SUPPLIED INFORMATION =
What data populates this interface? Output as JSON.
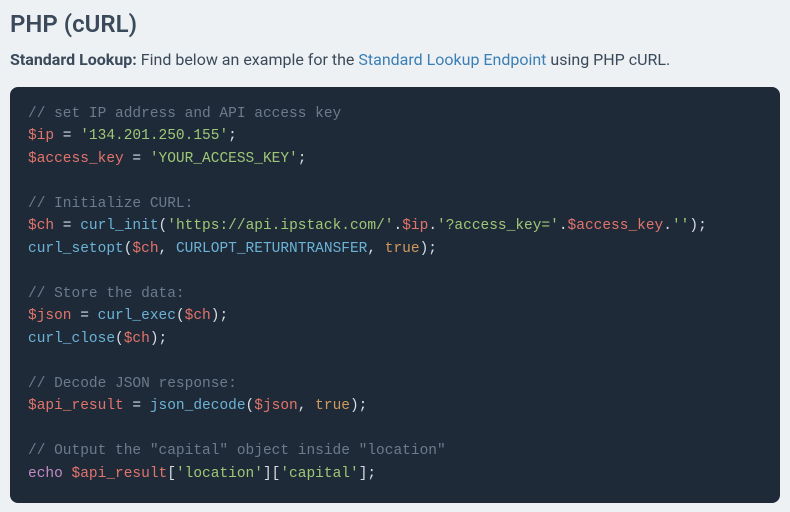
{
  "heading": "PHP (cURL)",
  "intro": {
    "bold": "Standard Lookup:",
    "before_link": " Find below an example for the ",
    "link_text": "Standard Lookup Endpoint",
    "after_link": " using PHP cURL."
  },
  "code": {
    "l1_comment": "// set IP address and API access key",
    "l2_var": "$ip",
    "l2_eq": " = ",
    "l2_str": "'134.201.250.155'",
    "l2_semi": ";",
    "l3_var": "$access_key",
    "l3_eq": " = ",
    "l3_str": "'YOUR_ACCESS_KEY'",
    "l3_semi": ";",
    "l5_comment": "// Initialize CURL:",
    "l6_var": "$ch",
    "l6_eq": " = ",
    "l6_fn": "curl_init",
    "l6_p1": "(",
    "l6_s1": "'https://api.ipstack.com/'",
    "l6_d1": ".",
    "l6_v1": "$ip",
    "l6_d2": ".",
    "l6_s2": "'?access_key='",
    "l6_d3": ".",
    "l6_v2": "$access_key",
    "l6_d4": ".",
    "l6_s3": "''",
    "l6_p2": ");",
    "l7_fn": "curl_setopt",
    "l7_p1": "(",
    "l7_v1": "$ch",
    "l7_c1": ", ",
    "l7_const": "CURLOPT_RETURNTRANSFER",
    "l7_c2": ", ",
    "l7_bool": "true",
    "l7_p2": ");",
    "l9_comment": "// Store the data:",
    "l10_var": "$json",
    "l10_eq": " = ",
    "l10_fn": "curl_exec",
    "l10_p1": "(",
    "l10_v1": "$ch",
    "l10_p2": ");",
    "l11_fn": "curl_close",
    "l11_p1": "(",
    "l11_v1": "$ch",
    "l11_p2": ");",
    "l13_comment": "// Decode JSON response:",
    "l14_var": "$api_result",
    "l14_eq": " = ",
    "l14_fn": "json_decode",
    "l14_p1": "(",
    "l14_v1": "$json",
    "l14_c1": ", ",
    "l14_bool": "true",
    "l14_p2": ");",
    "l16_comment": "// Output the \"capital\" object inside \"location\"",
    "l17_kw": "echo",
    "l17_sp": " ",
    "l17_var": "$api_result",
    "l17_b1": "[",
    "l17_s1": "'location'",
    "l17_b2": "][",
    "l17_s2": "'capital'",
    "l17_b3": "];"
  }
}
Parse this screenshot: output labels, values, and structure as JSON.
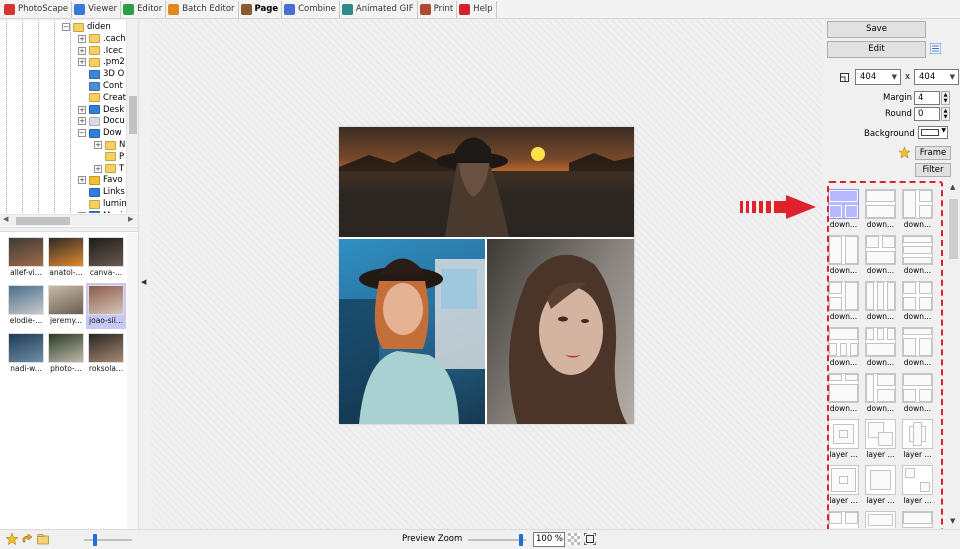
{
  "tabs": [
    {
      "label": "PhotoScape",
      "icon": "photoscape-icon",
      "color": "#d9342b"
    },
    {
      "label": "Viewer",
      "icon": "viewer-icon",
      "color": "#3a7ad6"
    },
    {
      "label": "Editor",
      "icon": "editor-icon",
      "color": "#2e9e45"
    },
    {
      "label": "Batch Editor",
      "icon": "batch-editor-icon",
      "color": "#e08a1e"
    },
    {
      "label": "Page",
      "icon": "page-icon",
      "color": "#8a5a2b",
      "active": true
    },
    {
      "label": "Combine",
      "icon": "combine-icon",
      "color": "#4a6fd1"
    },
    {
      "label": "Animated GIF",
      "icon": "animated-gif-icon",
      "color": "#2b8a8a"
    },
    {
      "label": "Print",
      "icon": "print-icon",
      "color": "#b04a2e"
    },
    {
      "label": "Help",
      "icon": "help-icon",
      "color": "#d3222a"
    }
  ],
  "tree": [
    {
      "label": "diden",
      "expander": "-",
      "indent": 1,
      "icon": "folder-icon",
      "color": "#f6cf5c"
    },
    {
      "label": ".cach",
      "expander": "+",
      "indent": 2,
      "icon": "folder-icon",
      "color": "#f6cf5c"
    },
    {
      "label": ".Icec",
      "expander": "+",
      "indent": 2,
      "icon": "folder-icon",
      "color": "#f6cf5c"
    },
    {
      "label": ".pm2",
      "expander": "+",
      "indent": 2,
      "icon": "folder-icon",
      "color": "#f6cf5c"
    },
    {
      "label": "3D O",
      "expander": "",
      "indent": 2,
      "icon": "3d-objects-icon",
      "color": "#3a86d8"
    },
    {
      "label": "Cont",
      "expander": "",
      "indent": 2,
      "icon": "contacts-icon",
      "color": "#4a8fd6"
    },
    {
      "label": "Creat",
      "expander": "",
      "indent": 2,
      "icon": "folder-icon",
      "color": "#f6cf5c"
    },
    {
      "label": "Desk",
      "expander": "+",
      "indent": 2,
      "icon": "desktop-icon",
      "color": "#2f7fd8"
    },
    {
      "label": "Docu",
      "expander": "+",
      "indent": 2,
      "icon": "documents-icon",
      "color": "#d7dbe3"
    },
    {
      "label": "Dow",
      "expander": "-",
      "indent": 2,
      "icon": "downloads-icon",
      "color": "#2f7fd8"
    },
    {
      "label": "N",
      "expander": "+",
      "indent": 3,
      "icon": "folder-icon",
      "color": "#f6cf5c"
    },
    {
      "label": "P",
      "expander": "",
      "indent": 3,
      "icon": "folder-icon",
      "color": "#f6cf5c"
    },
    {
      "label": "T",
      "expander": "+",
      "indent": 3,
      "icon": "folder-icon",
      "color": "#f6cf5c"
    },
    {
      "label": "Favo",
      "expander": "+",
      "indent": 2,
      "icon": "favorites-icon",
      "color": "#f0c030"
    },
    {
      "label": "Links",
      "expander": "",
      "indent": 2,
      "icon": "links-icon",
      "color": "#2f7fd8"
    },
    {
      "label": "lumin",
      "expander": "",
      "indent": 2,
      "icon": "folder-icon",
      "color": "#f6cf5c"
    },
    {
      "label": "Music",
      "expander": "+",
      "indent": 2,
      "icon": "music-icon",
      "color": "#2f7fd8"
    }
  ],
  "thumbnails": [
    {
      "caption": "allef-vi...",
      "colors": [
        "#3d3a36",
        "#a06a4a"
      ],
      "selected": false
    },
    {
      "caption": "anatol-...",
      "colors": [
        "#2e2a28",
        "#e0892e"
      ],
      "selected": false
    },
    {
      "caption": "canva-...",
      "colors": [
        "#1e1c1b",
        "#6a5a50"
      ],
      "selected": false
    },
    {
      "caption": "elodie-...",
      "colors": [
        "#4a6f8c",
        "#c9c9c9"
      ],
      "selected": false
    },
    {
      "caption": "jeremy...",
      "colors": [
        "#c9b8a8",
        "#6a5e52"
      ],
      "selected": false
    },
    {
      "caption": "joao-sil...",
      "colors": [
        "#8a5c4a",
        "#d6c4ba"
      ],
      "selected": true
    },
    {
      "caption": "nadi-w...",
      "colors": [
        "#203a56",
        "#6d8fa8"
      ],
      "selected": false
    },
    {
      "caption": "photo-...",
      "colors": [
        "#2a3a26",
        "#bfbaaa"
      ],
      "selected": false
    },
    {
      "caption": "roksola...",
      "colors": [
        "#2b2622",
        "#a58a74"
      ],
      "selected": false
    }
  ],
  "right_panel": {
    "save_label": "Save",
    "edit_label": "Edit",
    "width_value": "404",
    "height_value": "404",
    "times_sign": "x",
    "margin_label": "Margin",
    "margin_value": "4",
    "round_label": "Round",
    "round_value": "0",
    "background_label": "Background",
    "background_color": "#ffffff",
    "frame_label": "Frame",
    "filter_label": "Filter"
  },
  "layouts": {
    "selected_index": 0,
    "labels": [
      "down...",
      "down...",
      "down...",
      "down...",
      "down...",
      "down...",
      "down...",
      "down...",
      "down...",
      "down...",
      "down...",
      "down...",
      "down...",
      "down...",
      "down...",
      "layer ...",
      "layer ...",
      "layer ...",
      "layer ...",
      "layer ...",
      "layer ...",
      "",
      "",
      ""
    ]
  },
  "bottom": {
    "preview_zoom_label": "Preview Zoom",
    "zoom_value": "100 %",
    "thumb_size_level": 0.2,
    "preview_zoom_level": 0.95
  },
  "annotation_color": "#e0202a"
}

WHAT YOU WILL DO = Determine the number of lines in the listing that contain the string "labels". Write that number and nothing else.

SOLUTION = 2